Beyond aesthetics and functionality, I think Steve’s most significant contribution to design was his deep belief in knowing what people wanted. He was so sure of this, he never, ever conducted market research. This takes enormous belief in your vision and courage in your convictions.
Apple may survive, but how can anyone imagine that it could ever be a better organization without him? This isn’t replacing Shelley Long on “Cheers.”
Ric Grefe, director, AIGA
Steve Jobs trusted intuition, but it was not just his instincts that were remarkable. He focused on his sense of what the emotional experience of real people would be in using technology — what people would love to do with technology, not what they would need. Form needn’t follow function; the two are intertwined, and don’t forget delight.
Paul D. Miller, author, a k a D.J. Spooky
In this era of hyper-unequal pay for executives, Steve Jobs is still, weirdly enough, a folk hero. He will be remembered as the anti-Big Brother, independent face of computing. Kind of like if Tesla had beat Edison.
By streamlining and having a relentless focus on ease of use, elegance and a firm control on the lines of production, Jobs absorbed the lesson of so many successful models: less is always slightly more. Closed models of production don’t work in this era — look at the rise of Google Android. But like 1950s America’s fascination with cars with tail fins, some things are just kind of cool, and classic.
Martin Pedersen, editor, Metropolis magazine
I was just thinking today that the most influential designer today isn’t Frank Gehry or Rem Koolhaas or Zaha Hadid, but Jonanthan Ive, Jobs’s head designer and, to some extent, his right-hand man. And Jobs, of course, oversees a whole host of products that have totally upended the industries they invaded: iMac (personal computers); iPod (the music industry); iPhone (pretty much everything); and now the iPad (media). Those were all immensely successful design efforts, overseen, art directed, if you will, by Jobs.
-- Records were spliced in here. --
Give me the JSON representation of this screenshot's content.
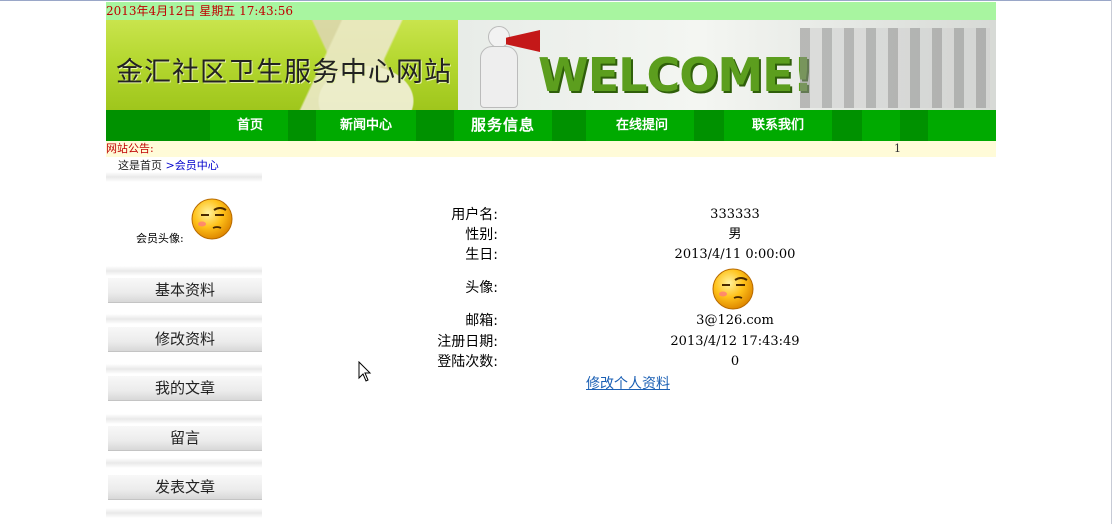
{
  "header": {
    "datetime": "2013年4月12日  星期五  17:43:56",
    "site_title": "金汇社区卫生服务中心网站",
    "welcome": "WELCOME!"
  },
  "nav": {
    "items": [
      {
        "label": "首页"
      },
      {
        "label": "新闻中心"
      },
      {
        "label": "服务信息"
      },
      {
        "label": "在线提问"
      },
      {
        "label": "联系我们"
      }
    ]
  },
  "notice": {
    "label": "网站公告:",
    "marquee": "1"
  },
  "breadcrumb": {
    "home": "这是首页",
    "current": ">会员中心"
  },
  "sidebar": {
    "avatar_label": "会员头像:",
    "items": [
      {
        "label": "基本资料"
      },
      {
        "label": "修改资料"
      },
      {
        "label": "我的文章"
      },
      {
        "label": "留言"
      },
      {
        "label": "发表文章"
      }
    ]
  },
  "profile": {
    "rows": [
      {
        "label": "用户名:",
        "value": "333333"
      },
      {
        "label": "性别:",
        "value": "男"
      },
      {
        "label": "生日:",
        "value": "2013/4/11 0:00:00"
      },
      {
        "label": "头像:",
        "value": ""
      },
      {
        "label": "邮箱:",
        "value": "3@126.com"
      },
      {
        "label": "注册日期:",
        "value": "2013/4/12 17:43:49"
      },
      {
        "label": "登陆次数:",
        "value": "0"
      }
    ],
    "edit_link": "修改个人资料"
  },
  "colors": {
    "nav_green": "#00aa00",
    "date_bar": "#a8f5a0",
    "alert_red": "#c00000",
    "link_blue": "#1a5fb4"
  }
}
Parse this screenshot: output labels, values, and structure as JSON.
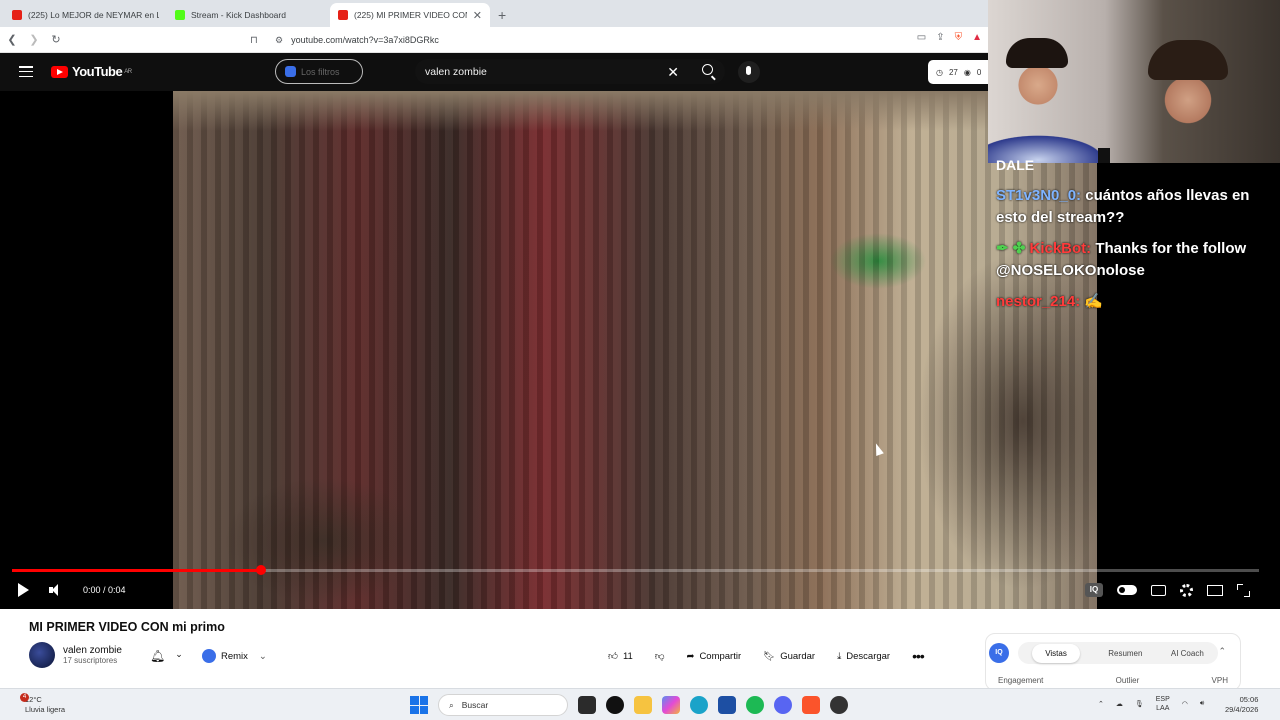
{
  "browser": {
    "tabs": [
      {
        "title": "(225) Lo MEJOR de NEYMAR en LALIGA",
        "color": "#e62117"
      },
      {
        "title": "Stream - Kick Dashboard",
        "color": "#53fc18"
      },
      {
        "title": "(225) MI PRIMER VIDEO CON",
        "color": "#e62117"
      }
    ],
    "url": "youtube.com/watch?v=3a7xi8DGRkc"
  },
  "youtube": {
    "logo": "YouTube",
    "region": "AR",
    "filters_label": "Los filtros",
    "search_value": "valen zombie",
    "vph_counts": [
      "27",
      "0"
    ]
  },
  "player": {
    "time": "0:00 / 0:04",
    "progress_fraction": 0.2
  },
  "chat": {
    "partial": "DALE",
    "messages": [
      {
        "user": "ST1v3N0_0:",
        "user_color": "#7fb4ff",
        "text": " cuántos años llevas en esto del stream??"
      },
      {
        "user": "KickBot:",
        "user_color": "#ff3b3b",
        "prefix": "✒ ✤ ",
        "text": " Thanks for the follow @NOSELOKOnolose"
      },
      {
        "user": "nestor_214:",
        "user_color": "#ff3b3b",
        "text": " ✍"
      }
    ]
  },
  "video": {
    "title": "MI PRIMER VIDEO CON mi primo",
    "channel": "valen zombie",
    "subscribers": "17 suscriptores",
    "remix_label": "Remix",
    "likes": "11",
    "share_label": "Compartir",
    "save_label": "Guardar",
    "download_label": "Descargar"
  },
  "iq_panel": {
    "logo": "IQ",
    "tabs": [
      "Vistas",
      "Resumen",
      "AI Coach"
    ],
    "metrics": [
      "Engagement",
      "Outlier",
      "VPH"
    ]
  },
  "taskbar": {
    "weather_temp": "12°C",
    "weather_desc": "Lluvia ligera",
    "notification_count": "4",
    "search_placeholder": "Buscar",
    "lang": "ESP",
    "lang2": "LAA",
    "time": "05:06",
    "date": "29/4/2026"
  }
}
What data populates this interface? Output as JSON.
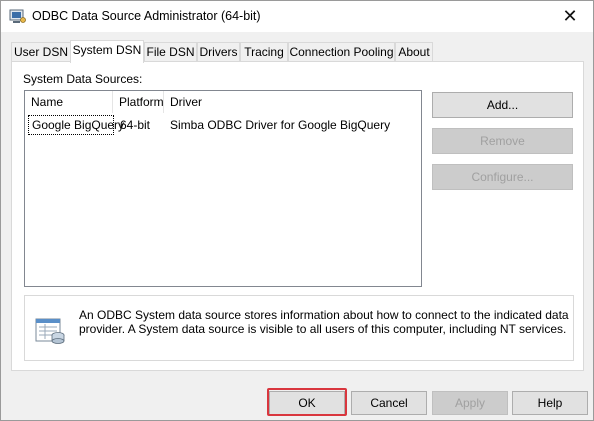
{
  "window": {
    "title": "ODBC Data Source Administrator (64-bit)",
    "close_glyph": "✕"
  },
  "tabs": [
    {
      "label": "User DSN"
    },
    {
      "label": "System DSN"
    },
    {
      "label": "File DSN"
    },
    {
      "label": "Drivers"
    },
    {
      "label": "Tracing"
    },
    {
      "label": "Connection Pooling"
    },
    {
      "label": "About"
    }
  ],
  "active_tab": "System DSN",
  "panel": {
    "group_label": "System Data Sources:",
    "columns": [
      "Name",
      "Platform",
      "Driver"
    ],
    "rows": [
      {
        "name": "Google BigQuery",
        "platform": "64-bit",
        "driver": "Simba ODBC Driver for Google BigQuery"
      }
    ],
    "buttons": {
      "add": "Add...",
      "remove": "Remove",
      "configure": "Configure..."
    },
    "info_text": "An ODBC System data source stores information about how to connect to the indicated data provider. A System data source is visible to all users of this computer, including NT services."
  },
  "footer": {
    "ok": "OK",
    "cancel": "Cancel",
    "apply": "Apply",
    "help": "Help"
  },
  "colors": {
    "highlight_ring": "#d9363e"
  }
}
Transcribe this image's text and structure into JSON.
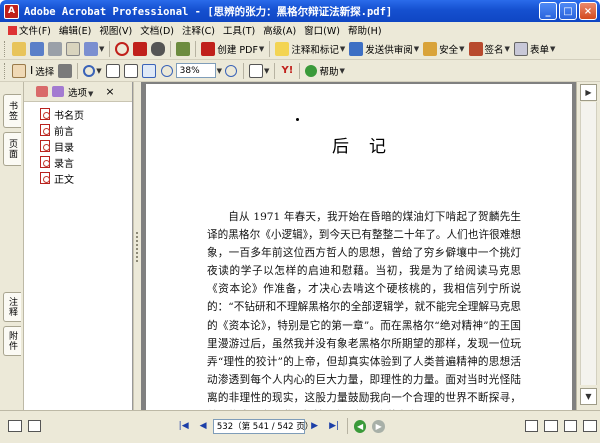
{
  "window": {
    "title": "Adobe Acrobat Professional - [思辨的张力：黑格尔辩证法新探.pdf]",
    "controls": [
      "_",
      "□",
      "×"
    ]
  },
  "menu": [
    {
      "label": "文件(F)"
    },
    {
      "label": "编辑(E)"
    },
    {
      "label": "视图(V)"
    },
    {
      "label": "文档(D)"
    },
    {
      "label": "注释(C)"
    },
    {
      "label": "工具(T)"
    },
    {
      "label": "高级(A)"
    },
    {
      "label": "窗口(W)"
    },
    {
      "label": "帮助(H)"
    }
  ],
  "toolbar1": {
    "create_pdf": "创建 PDF",
    "comment_markup": "注释和标记",
    "send_review": "发送供审阅",
    "secure": "安全",
    "sign": "签名",
    "forms": "表单"
  },
  "toolbar2": {
    "select": "选择",
    "zoom_value": "38%",
    "help": "帮助"
  },
  "left_tabs": {
    "bookmarks": "书签",
    "pages": "页面",
    "comments": "注释",
    "attachments": "附件"
  },
  "panel": {
    "options_label": "选项",
    "close": "×",
    "bookmarks": [
      {
        "label": "书名页"
      },
      {
        "label": "前言"
      },
      {
        "label": "目录"
      },
      {
        "label": "录言"
      },
      {
        "label": "正文"
      }
    ]
  },
  "document": {
    "page_title": "后记",
    "body": "自从 1971 年春天，我开始在昏暗的煤油灯下啃起了贺麟先生译的黑格尔《小逻辑》，到今天已有整整二十年了。人们也许很难想象，一百多年前这位西方哲人的思想，曾给了穷乡僻壤中一个挑灯夜读的学子以怎样的启迪和慰藉。当初，我是为了给阅读马克思《资本论》作准备，才决心去啃这个硬核桃的，我相信列宁所说的：“不钻研和不理解黑格尔的全部逻辑学，就不能完全理解马克思的《资本论》，特别是它的第一章”。而在黑格尔“绝对精神”的王国里漫游过后，虽然我并没有象老黑格尔所期望的那样，发现一位玩弄“理性的狡计”的上帝，但却真实体验到了人类普遍精神的思想活动渗透到每个人内心的巨大力量，即理性的力量。面对当时光怪陆离的非理性的现实，这股力量鼓励我向一个合理的世界不断探寻，并坚信这个合理世界超越于有限性之上的存在。"
  },
  "status": {
    "page_indicator": "532（第 541 / 542 页）"
  },
  "colors": {
    "title_bar": "#1550d0",
    "chrome": "#ece9d8",
    "doc_background": "#808080",
    "pdf_red": "#c0201b"
  }
}
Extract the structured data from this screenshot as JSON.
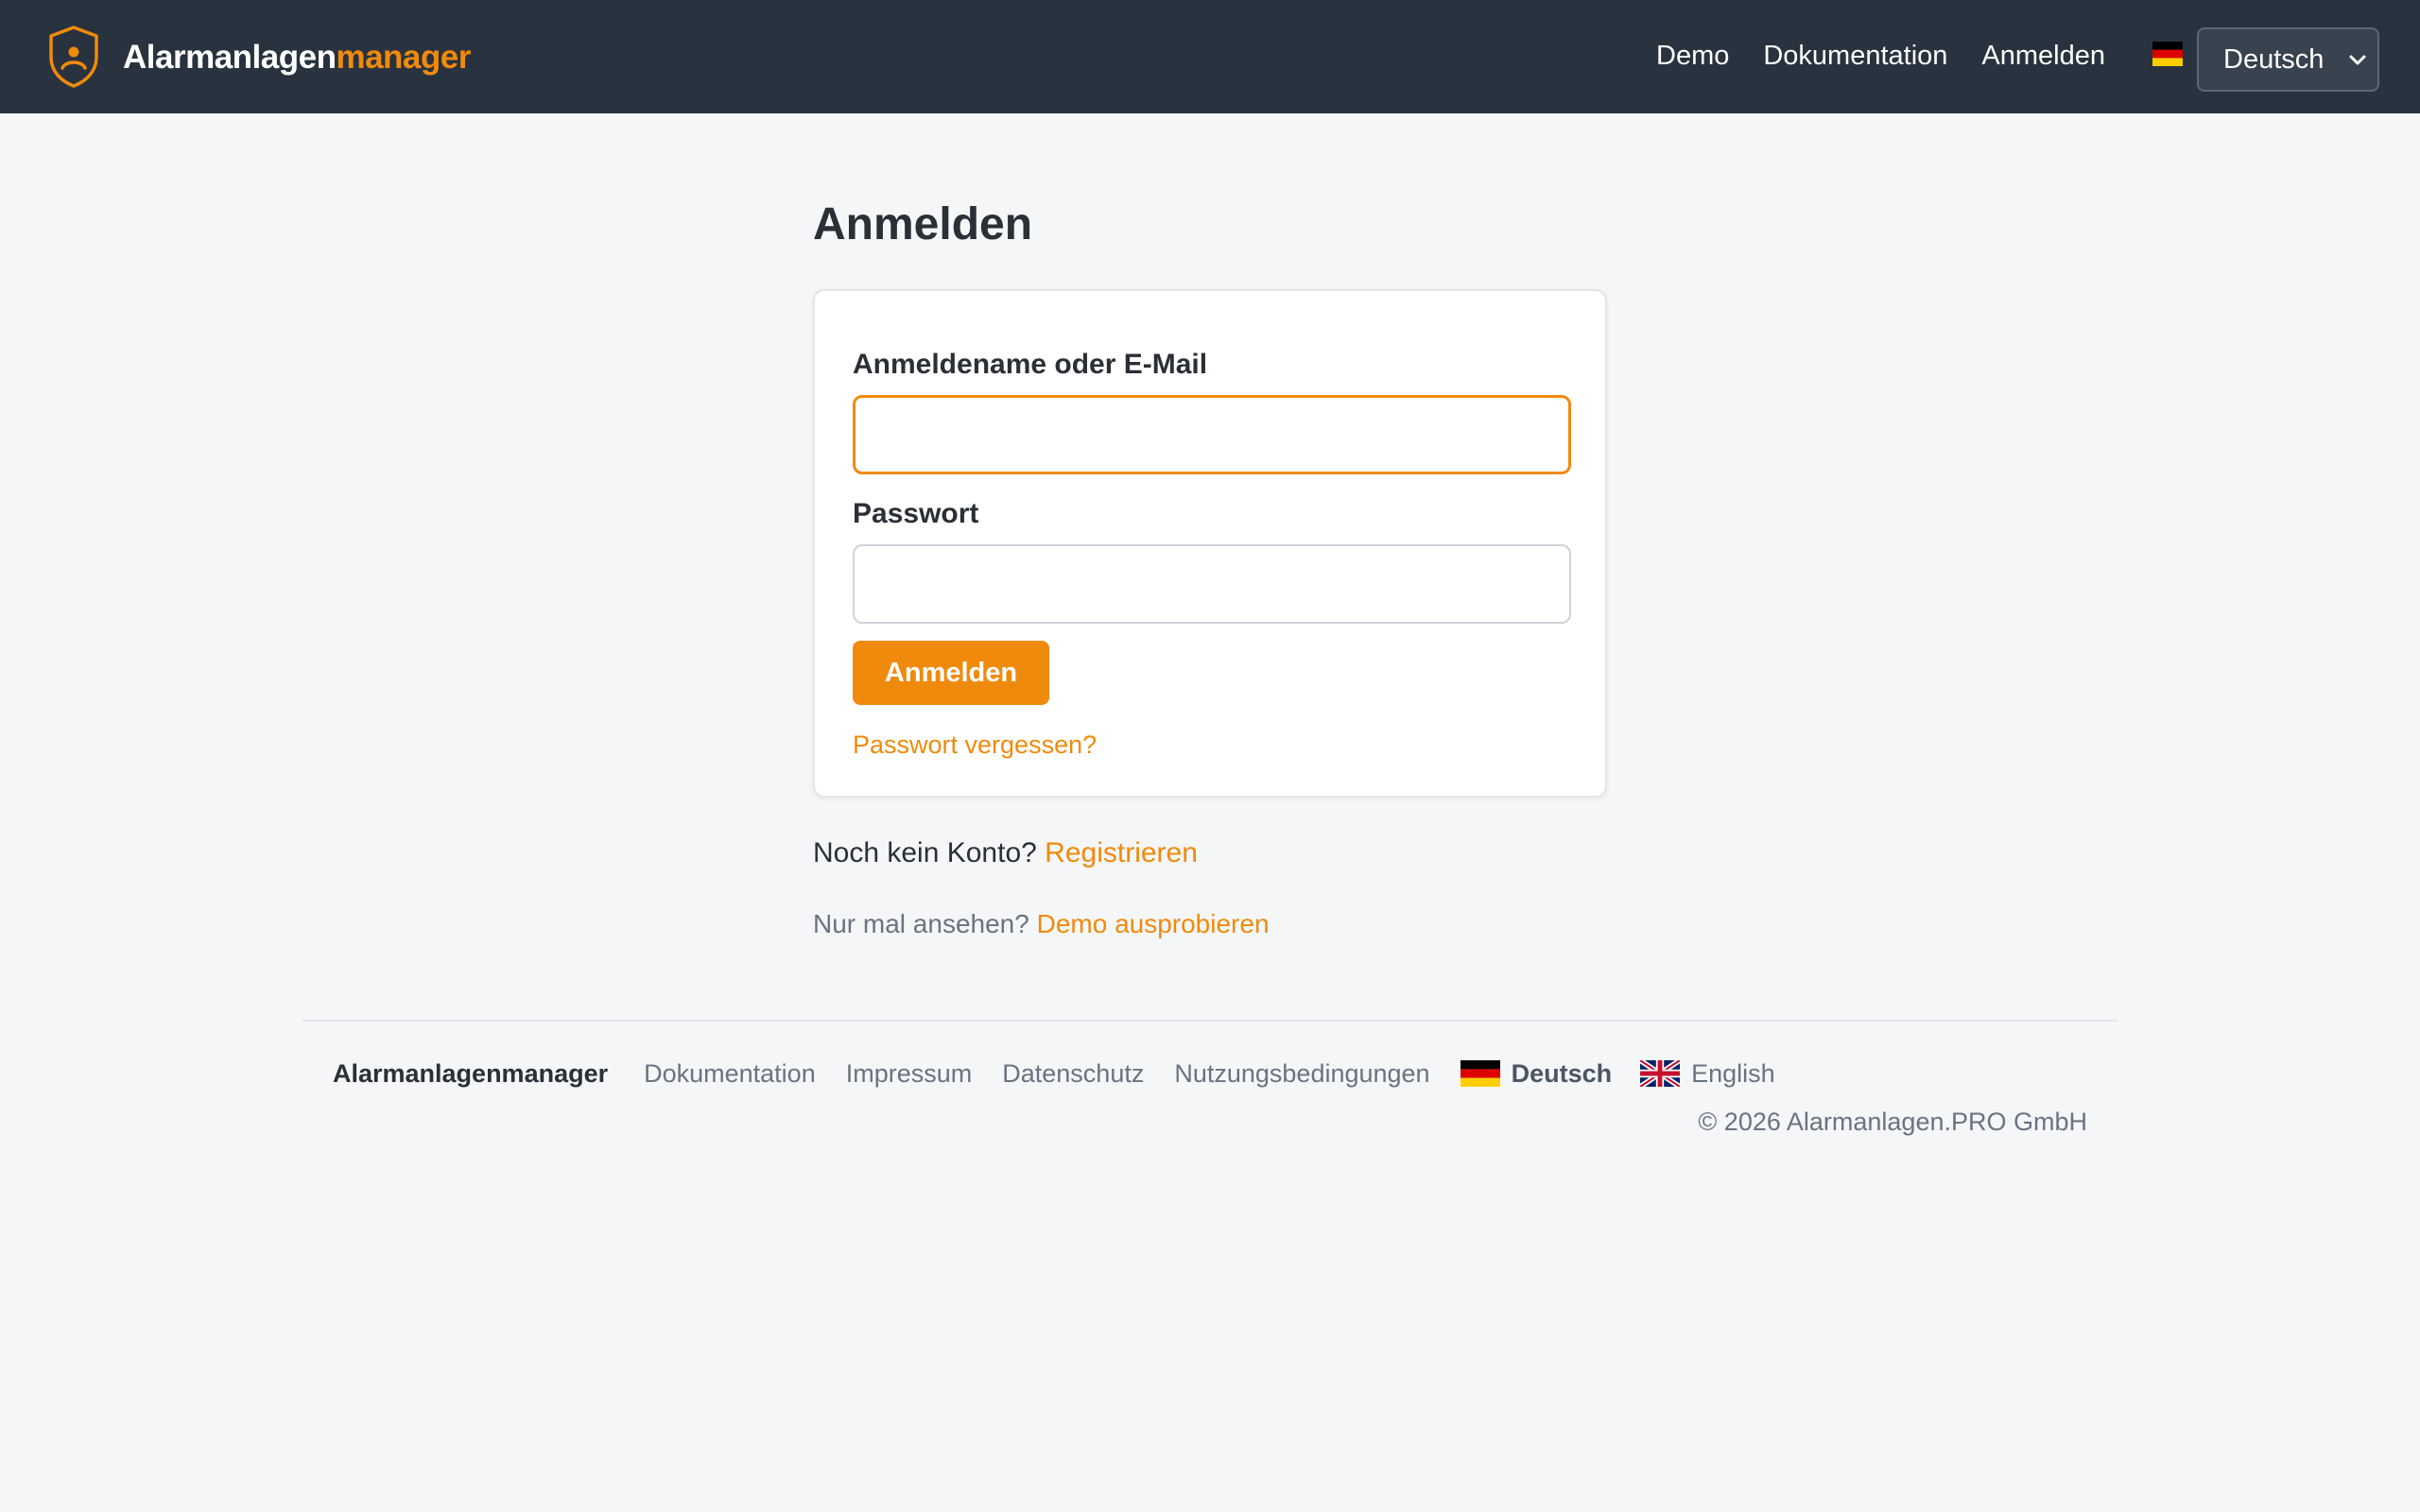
{
  "header": {
    "brand_part1": "Alarmanlagen",
    "brand_part2": "manager",
    "nav": {
      "demo": "Demo",
      "docs": "Dokumentation",
      "login": "Anmelden"
    },
    "language_select_value": "Deutsch",
    "language_flag_icon": "germany-flag-icon"
  },
  "main": {
    "title": "Anmelden",
    "form": {
      "username_label": "Anmeldename oder E-Mail",
      "username_value": "",
      "password_label": "Passwort",
      "password_value": "",
      "submit_label": "Anmelden",
      "forgot_link": "Passwort vergessen?"
    },
    "register": {
      "prompt": "Noch kein Konto?",
      "link": "Registrieren"
    },
    "demo": {
      "prompt": "Nur mal ansehen?",
      "link": "Demo ausprobieren"
    }
  },
  "footer": {
    "brand": "Alarmanlagenmanager",
    "links": {
      "docs": "Dokumentation",
      "imprint": "Impressum",
      "privacy": "Datenschutz",
      "terms": "Nutzungsbedingungen"
    },
    "languages": {
      "german": "Deutsch",
      "english": "English"
    },
    "copyright": "© 2026 Alarmanlagen.PRO GmbH"
  },
  "colors": {
    "navbar_bg": "#29323f",
    "accent": "#f08a0c",
    "page_bg": "#f5f6f8"
  }
}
Jobs helped make design part of mainstream consciousness. He may be responsible for this more than any designer. Jobs famously ruled by instinct, and Apple won’t have that instinct in the future.
Alice Twemlow, chair, MFA Design Criticism, School of Visual Arts, New York
Leaving his irreversible impact on business aside, I’m interested in his influence on our social behavior. Obviously he changed the way people engage with music, information, news and entertainment, but his legacy also changes the way people engage (or don’t) with one another in public spaces: people are “talking” via NFC tags to advertisements and store windows as much as they are to one another; the texture and rhythm of our working day now has no definitive endpoint; and so on. There is a new imperative to look busy in public, to be texting, talking to someone on the phone and to be checking e-mail (preferably all at the same time). In cafes, once locations for talking, flirting, daydreaming, you now find ranks of freelancers, connected to their laptops by the umbilical cords of their earphones, eyes down. Jobs contributed to a complete reconfiguration of our social architecture.
His contribution to design’s canon of wonders, of course, is Jonathan Ive’s seductively slick, ice-cubes-of-the-gods product styling of eminently caressable handhelds and monitors that catapulted technology from the grubby engineer’s workshop into the millennial zeitgeist of the round-cornered, gloss-surfaced Wallpaper lifestyle. Jobs’s more significant contribution is in this remarkable set of tools he has provided designers with. It’s arguable that design has got better since the advent of the Apple Mac, but it’s certainly become more complex and awe-inspiring.
Source: New York Times Blog
by Steven Heller